On 19 January 2018, the Securities and Futures Commission (SFC) updated FAQ27B within the FAQs on the Code on Unit Trusts and Mutual Funds in relation to the offering of Renminbi (RMB) denominated share class(es) of SFC-authorised UCITS funds to the public in Hong Kong.
Before the issuance of this updated FAQ, the industry had relied on the speech given by Ms. Alexa Lam, the former Deputy Chief Executive Officer of the SFC, on 10 February 2015, as guidelines for overseas managers wishing to offer the RMB share classes of their offshore funds (e.g. UCITS) in Hong Kong. The SFC required such offerings to satisfy two conditions: (i) their offering in RMB should be made in Hong Kong through a Hong Kong-domiciled fund structure with a Hong Kong manager, in order to provide the SFC with the means for appropriate regulatory control; and (ii) the fund must have substantive operations in Hong Kong (which could include activities such as actual portfolio management, foreign exchange management, currency hedging, and so on) and cannot simply use Hong Kong as a mail box. To achieve this, a number of fund houses have set up a Hong Kong unit trust platform with sub-funds feeding into the relevant UCITS sub-funds. RMB classes are offered, and the RMB related operations are conducted, at the feeder funds level.
With the updated FAQ27B, while the SFC still expects substantive management of the RMB related operations (e.g. RMB foreign exchange transactions and related currency hedging) to be carried out by an SFC-licensed manager in Hong Kong, the SFC has relaxed its policy such that a Hong Kong domiciled feeder fund structure is no longer required. An SFC-authorised UCITS fund may offer RMB share classes to the public in Hong Kong provided that it has appointed an SFC-licensed manager as its investment manager with discretionary investment management power to manage the RMB foreign exchange transactions and the related currency hedging (where applicable).
A manager should still consult the SFC in advance before adding the disclosure of such share class in the offering documents and offering it to the public in Hong Kong.
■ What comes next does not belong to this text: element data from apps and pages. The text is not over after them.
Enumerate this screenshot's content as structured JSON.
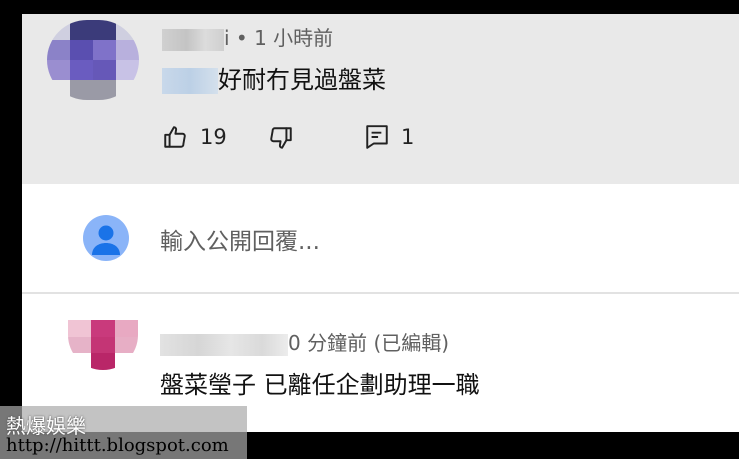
{
  "comment_1": {
    "meta": "i • 1 小時前",
    "text": "好耐冇見過盤菜",
    "likes": "19",
    "replies": "1"
  },
  "reply_box": {
    "placeholder": "輸入公開回覆..."
  },
  "comment_2": {
    "meta": "0 分鐘前 (已編輯)",
    "text": "盤菜瑩子 已離任企劃助理一職"
  },
  "watermark": {
    "line1": "熱爆娛樂",
    "line2": "http://hittt.blogspot.com"
  },
  "icons": {
    "like": "thumbs-up-icon",
    "dislike": "thumbs-down-icon",
    "reply": "reply-icon",
    "user": "person-icon"
  }
}
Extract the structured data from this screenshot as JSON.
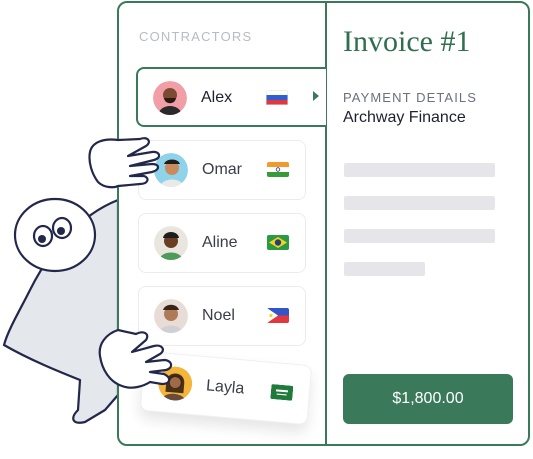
{
  "sidebar": {
    "section_label": "CONTRACTORS",
    "contractors": [
      {
        "name": "Alex",
        "flag": "Russia",
        "active": true
      },
      {
        "name": "Omar",
        "flag": "India",
        "active": false
      },
      {
        "name": "Aline",
        "flag": "Brazil",
        "active": false
      },
      {
        "name": "Noel",
        "flag": "Philippines",
        "active": false
      },
      {
        "name": "Layla",
        "flag": "Saudi Arabia",
        "active": false
      }
    ]
  },
  "invoice": {
    "title": "Invoice #1",
    "payment_label": "PAYMENT DETAILS",
    "payment_value": "Archway Finance",
    "amount_button": "$1,800.00"
  },
  "colors": {
    "accent": "#3a7a5a",
    "skeleton": "#e6e6ea"
  }
}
Fund houses may wish to re-visit the arrangement and strategy for offering RMB share classes in Hong Kong in view of the SFC’s relaxation in its policy.